→ Work instructions: Every line with "home" in it should be copied from the data.

→ Input data:
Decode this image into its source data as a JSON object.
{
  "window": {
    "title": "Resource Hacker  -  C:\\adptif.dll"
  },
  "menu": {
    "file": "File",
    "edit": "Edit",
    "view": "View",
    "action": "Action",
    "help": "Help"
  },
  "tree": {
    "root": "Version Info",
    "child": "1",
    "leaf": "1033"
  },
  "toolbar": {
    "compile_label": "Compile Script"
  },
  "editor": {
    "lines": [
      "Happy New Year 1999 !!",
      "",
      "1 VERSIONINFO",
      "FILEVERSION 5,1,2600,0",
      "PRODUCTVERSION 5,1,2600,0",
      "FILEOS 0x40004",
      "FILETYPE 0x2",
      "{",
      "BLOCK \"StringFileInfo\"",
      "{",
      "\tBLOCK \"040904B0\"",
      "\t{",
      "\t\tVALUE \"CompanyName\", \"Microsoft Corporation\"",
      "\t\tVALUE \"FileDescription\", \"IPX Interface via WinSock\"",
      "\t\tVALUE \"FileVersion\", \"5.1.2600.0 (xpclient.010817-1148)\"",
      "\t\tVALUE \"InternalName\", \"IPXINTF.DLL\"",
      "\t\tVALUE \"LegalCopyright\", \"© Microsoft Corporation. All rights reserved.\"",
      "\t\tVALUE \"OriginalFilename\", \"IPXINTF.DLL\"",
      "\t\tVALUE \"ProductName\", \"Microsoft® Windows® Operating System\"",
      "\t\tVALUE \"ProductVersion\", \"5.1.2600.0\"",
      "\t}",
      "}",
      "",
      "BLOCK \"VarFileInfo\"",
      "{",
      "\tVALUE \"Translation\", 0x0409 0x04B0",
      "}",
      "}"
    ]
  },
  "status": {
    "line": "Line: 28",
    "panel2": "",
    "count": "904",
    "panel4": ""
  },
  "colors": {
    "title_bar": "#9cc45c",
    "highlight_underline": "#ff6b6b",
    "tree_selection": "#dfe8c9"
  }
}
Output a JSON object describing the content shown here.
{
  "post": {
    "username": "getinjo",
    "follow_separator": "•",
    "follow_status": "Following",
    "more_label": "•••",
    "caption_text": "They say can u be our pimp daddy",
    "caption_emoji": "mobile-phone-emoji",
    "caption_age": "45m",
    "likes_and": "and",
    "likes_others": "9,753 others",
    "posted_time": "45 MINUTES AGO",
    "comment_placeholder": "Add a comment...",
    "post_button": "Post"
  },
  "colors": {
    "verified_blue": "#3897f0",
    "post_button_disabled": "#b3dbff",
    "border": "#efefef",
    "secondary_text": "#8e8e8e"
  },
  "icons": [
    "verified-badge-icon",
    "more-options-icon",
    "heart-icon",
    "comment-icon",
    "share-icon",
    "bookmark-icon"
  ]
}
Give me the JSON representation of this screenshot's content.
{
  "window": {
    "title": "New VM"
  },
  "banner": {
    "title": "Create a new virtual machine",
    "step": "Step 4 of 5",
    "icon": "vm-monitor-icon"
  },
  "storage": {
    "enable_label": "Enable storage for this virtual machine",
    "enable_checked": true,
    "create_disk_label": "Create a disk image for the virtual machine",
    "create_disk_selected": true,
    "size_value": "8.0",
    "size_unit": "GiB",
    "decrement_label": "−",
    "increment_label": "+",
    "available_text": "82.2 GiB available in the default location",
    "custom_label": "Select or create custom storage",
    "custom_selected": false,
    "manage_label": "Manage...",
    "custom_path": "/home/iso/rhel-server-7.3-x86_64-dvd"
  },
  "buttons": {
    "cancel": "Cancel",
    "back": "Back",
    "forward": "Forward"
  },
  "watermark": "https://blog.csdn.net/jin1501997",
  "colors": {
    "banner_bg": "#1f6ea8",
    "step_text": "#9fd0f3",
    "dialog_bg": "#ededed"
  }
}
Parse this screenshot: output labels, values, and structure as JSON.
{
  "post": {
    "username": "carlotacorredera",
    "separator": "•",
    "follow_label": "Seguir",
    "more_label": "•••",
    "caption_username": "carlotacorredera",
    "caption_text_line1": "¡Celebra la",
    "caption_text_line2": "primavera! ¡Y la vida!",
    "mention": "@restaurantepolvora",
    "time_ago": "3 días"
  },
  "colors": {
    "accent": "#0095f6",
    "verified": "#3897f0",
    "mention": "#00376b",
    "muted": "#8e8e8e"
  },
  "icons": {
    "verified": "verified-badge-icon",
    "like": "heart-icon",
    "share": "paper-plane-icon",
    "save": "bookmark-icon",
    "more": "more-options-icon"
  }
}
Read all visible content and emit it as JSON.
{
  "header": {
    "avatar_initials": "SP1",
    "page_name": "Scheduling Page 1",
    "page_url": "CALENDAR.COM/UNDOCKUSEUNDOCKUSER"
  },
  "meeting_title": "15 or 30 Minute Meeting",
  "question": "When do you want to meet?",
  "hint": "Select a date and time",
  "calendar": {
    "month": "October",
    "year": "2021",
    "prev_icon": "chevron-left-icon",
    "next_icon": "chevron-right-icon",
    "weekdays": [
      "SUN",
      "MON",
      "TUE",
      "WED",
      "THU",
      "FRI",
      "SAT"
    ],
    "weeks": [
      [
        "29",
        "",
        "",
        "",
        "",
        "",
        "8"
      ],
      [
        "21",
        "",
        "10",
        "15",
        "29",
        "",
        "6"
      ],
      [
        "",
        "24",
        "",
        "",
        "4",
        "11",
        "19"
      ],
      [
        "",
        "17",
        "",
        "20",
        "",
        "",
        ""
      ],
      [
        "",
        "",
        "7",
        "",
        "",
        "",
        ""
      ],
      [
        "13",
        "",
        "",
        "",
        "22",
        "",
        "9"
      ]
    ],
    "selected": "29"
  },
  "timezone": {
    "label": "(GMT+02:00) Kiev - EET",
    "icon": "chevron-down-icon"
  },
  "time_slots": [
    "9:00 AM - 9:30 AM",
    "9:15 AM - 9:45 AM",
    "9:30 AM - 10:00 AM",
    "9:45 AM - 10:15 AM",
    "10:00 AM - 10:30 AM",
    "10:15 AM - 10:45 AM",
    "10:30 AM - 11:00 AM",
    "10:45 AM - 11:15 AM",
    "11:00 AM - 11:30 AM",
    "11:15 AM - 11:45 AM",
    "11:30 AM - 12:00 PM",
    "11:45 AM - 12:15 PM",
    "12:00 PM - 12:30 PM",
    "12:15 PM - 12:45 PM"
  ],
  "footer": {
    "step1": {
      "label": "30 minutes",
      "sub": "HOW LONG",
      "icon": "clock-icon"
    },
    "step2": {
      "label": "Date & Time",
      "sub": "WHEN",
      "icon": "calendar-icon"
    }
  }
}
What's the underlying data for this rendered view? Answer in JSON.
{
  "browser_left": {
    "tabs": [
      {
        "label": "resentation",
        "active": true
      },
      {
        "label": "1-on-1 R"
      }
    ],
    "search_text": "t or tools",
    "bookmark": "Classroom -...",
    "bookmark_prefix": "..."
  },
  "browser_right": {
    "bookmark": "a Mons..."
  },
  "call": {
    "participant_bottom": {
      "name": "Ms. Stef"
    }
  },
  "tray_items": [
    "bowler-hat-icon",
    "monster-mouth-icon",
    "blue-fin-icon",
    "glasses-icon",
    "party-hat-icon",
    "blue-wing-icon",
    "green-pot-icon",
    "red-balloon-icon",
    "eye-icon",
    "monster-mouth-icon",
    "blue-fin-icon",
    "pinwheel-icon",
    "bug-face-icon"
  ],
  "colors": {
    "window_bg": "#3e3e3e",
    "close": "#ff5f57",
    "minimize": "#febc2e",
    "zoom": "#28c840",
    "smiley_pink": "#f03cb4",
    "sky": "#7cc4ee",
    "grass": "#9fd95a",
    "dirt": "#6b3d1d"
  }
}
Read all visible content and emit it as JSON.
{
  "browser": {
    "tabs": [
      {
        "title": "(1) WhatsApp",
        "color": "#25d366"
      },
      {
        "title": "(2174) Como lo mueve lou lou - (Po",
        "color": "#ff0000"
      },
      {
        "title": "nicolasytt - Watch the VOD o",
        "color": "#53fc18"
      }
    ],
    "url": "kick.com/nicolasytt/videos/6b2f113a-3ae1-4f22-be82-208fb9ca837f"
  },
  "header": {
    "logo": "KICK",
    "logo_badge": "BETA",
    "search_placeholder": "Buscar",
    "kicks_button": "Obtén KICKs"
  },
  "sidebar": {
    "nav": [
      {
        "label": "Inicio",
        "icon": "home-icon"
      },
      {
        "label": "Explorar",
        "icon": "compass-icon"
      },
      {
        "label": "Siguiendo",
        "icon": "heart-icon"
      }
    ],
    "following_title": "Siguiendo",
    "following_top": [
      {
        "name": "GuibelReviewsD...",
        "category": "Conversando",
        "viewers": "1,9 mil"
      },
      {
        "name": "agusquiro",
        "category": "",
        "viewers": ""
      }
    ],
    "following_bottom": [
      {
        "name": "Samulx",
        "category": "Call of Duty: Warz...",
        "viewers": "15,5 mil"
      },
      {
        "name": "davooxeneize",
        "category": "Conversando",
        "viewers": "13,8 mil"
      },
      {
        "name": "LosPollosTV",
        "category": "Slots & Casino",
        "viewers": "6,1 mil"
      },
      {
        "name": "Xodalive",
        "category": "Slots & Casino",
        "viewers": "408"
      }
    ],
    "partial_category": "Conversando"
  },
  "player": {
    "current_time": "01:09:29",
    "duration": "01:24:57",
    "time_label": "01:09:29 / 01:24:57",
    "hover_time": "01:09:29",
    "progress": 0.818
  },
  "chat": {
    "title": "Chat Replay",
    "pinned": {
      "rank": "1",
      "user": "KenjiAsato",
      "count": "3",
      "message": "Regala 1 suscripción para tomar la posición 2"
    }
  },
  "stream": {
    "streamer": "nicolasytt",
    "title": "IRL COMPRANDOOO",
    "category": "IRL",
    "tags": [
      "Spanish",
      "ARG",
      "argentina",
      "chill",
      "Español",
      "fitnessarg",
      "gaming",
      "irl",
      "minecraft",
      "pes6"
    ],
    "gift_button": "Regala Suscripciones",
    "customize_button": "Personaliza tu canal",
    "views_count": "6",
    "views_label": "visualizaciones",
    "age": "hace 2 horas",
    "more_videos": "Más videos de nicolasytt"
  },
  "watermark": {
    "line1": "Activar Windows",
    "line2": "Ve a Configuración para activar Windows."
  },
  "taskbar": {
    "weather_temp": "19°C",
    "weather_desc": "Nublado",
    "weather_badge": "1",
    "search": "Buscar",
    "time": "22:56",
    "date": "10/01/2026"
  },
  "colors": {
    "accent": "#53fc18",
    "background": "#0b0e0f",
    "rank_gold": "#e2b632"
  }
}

→ Exercise response:
    "custom_path": "/home/iso/rhel-server-7.3-x86_64-dvd"
        "icon": "home-icon"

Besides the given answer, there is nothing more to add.